This tells us that environment makes a difference to the development of potential. It requires extra effort to erase this gap. This means greater investment in those families in order to bring all children to the same starting line of opportunity.

It is important that this is understood. Too often when extra resources are dedicated to services and programmes for those struggling on low incomes there is a muttering and even open hostility voiced at the notion that somehow others are getting something for nothing.

This is sometimes accompanied by cries of 'separatism' as if giving to one group has in some way taken something from you.

This can be described as Bunkum of the first order. We need to give all children an equal chance in education, health and social justice.
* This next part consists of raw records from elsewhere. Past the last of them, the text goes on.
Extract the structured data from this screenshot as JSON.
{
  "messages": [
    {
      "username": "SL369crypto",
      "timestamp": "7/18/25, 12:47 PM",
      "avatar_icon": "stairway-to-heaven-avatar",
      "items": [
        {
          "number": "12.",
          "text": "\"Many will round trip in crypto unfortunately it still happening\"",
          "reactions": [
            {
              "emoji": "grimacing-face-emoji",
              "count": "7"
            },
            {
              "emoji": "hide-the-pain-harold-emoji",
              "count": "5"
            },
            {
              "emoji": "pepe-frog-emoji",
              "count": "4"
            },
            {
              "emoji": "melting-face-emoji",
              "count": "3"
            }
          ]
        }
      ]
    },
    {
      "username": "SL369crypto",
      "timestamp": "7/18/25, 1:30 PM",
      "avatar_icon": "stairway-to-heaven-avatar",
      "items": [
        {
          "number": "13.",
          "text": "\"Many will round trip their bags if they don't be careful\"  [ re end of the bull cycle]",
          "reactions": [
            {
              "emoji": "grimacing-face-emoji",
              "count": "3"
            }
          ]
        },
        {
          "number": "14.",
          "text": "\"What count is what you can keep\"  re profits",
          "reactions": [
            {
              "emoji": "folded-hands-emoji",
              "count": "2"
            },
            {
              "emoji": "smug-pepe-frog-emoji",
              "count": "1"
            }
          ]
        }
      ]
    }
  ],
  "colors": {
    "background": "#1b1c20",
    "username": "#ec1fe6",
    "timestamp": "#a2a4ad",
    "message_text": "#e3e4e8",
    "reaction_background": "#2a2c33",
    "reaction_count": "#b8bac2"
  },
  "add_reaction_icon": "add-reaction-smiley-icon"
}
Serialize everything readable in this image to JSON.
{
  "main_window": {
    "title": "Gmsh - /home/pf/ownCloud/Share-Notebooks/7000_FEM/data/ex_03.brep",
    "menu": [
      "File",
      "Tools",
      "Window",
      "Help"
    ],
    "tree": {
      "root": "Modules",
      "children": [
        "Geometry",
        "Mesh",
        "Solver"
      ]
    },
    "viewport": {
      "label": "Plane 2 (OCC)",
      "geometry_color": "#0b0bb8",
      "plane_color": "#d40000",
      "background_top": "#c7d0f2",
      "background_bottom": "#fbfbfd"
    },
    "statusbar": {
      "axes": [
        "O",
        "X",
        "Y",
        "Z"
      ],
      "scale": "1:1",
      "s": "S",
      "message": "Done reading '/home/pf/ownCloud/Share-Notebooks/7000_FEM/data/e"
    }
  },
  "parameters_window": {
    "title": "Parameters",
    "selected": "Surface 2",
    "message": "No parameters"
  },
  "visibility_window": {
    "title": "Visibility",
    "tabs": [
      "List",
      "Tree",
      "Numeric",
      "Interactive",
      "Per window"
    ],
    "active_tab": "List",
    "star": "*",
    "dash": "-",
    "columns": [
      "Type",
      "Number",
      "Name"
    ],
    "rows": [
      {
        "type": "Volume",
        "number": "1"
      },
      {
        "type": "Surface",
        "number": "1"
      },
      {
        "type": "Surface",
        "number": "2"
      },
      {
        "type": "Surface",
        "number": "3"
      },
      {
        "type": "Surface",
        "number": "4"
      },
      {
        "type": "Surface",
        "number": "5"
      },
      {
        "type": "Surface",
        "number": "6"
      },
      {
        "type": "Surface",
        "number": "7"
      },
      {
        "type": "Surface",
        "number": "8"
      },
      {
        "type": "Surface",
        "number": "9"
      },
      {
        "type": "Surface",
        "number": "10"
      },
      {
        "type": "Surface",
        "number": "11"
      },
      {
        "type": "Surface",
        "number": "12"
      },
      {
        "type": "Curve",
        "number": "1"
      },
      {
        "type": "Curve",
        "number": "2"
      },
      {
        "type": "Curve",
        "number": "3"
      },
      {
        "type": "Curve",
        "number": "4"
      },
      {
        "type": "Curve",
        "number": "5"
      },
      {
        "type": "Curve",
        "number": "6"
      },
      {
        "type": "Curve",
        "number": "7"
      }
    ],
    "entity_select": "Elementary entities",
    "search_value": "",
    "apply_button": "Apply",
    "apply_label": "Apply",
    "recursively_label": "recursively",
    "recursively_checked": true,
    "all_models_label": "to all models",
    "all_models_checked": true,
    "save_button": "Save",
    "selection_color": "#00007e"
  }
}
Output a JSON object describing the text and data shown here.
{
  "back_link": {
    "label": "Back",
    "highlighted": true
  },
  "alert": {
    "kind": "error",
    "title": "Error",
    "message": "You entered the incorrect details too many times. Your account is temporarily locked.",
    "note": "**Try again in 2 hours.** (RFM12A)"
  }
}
Inequities are defined as 'a lack of fairness and justice'. The related synonyms give more clues; unfairness, injustice, unjustness, one-sidedness, partisanship, partiality, favouritism, bias, prejudice, discrimination.

The other side to this story is the sad fact that NZ has become the nation of the Long Right Rip Off. Evidence of this rapacious approach can be seen in the methamphetamine house furore.

It seems that meth clean-up services have been charging huge prices to decontaminate houses despite there being no real risk to tenants accept where methamphetamine was being produced on the premises.


Scare tactics have brought in massive sums of money with what appears to be no ethical thought given to the honesty of this practice.

Now we have sharks circling the insulation requirements geared towards improve housing quality ready it seems to charge huge fees regardless of whether this is can be justified.

The reluctance for insurance companies and EQC to finalise payments on quake damaged and shoddy repair work in Christchurch does not shine a favourable light on how we do business.

This week we have seen the emerging problem created by logging practices on the East Coast as millions of logs dragged by flood waters have stacked up against bridges and ocean accesses.

The cost of removing them will be high and it is uncertain how the forestry industry will contribute to this clean up linked to logging practices driven by taking profits and leaving others to fix the problems they have created.

One of the companies has put up their hand to help. Good on them but this is but one more incidence of environmental consequences being left behind for taxpayers to deal with.

I could add the Americas Cup to this line up of rip offs but that is a racing ahead of teachers, nurses, doctors and social workers when it comes to requiring millions of dollars to float their boat.

Terry Sarten (aka Tel) is a writer, musician and social worker. Feedback: tgs@inspire.net.nz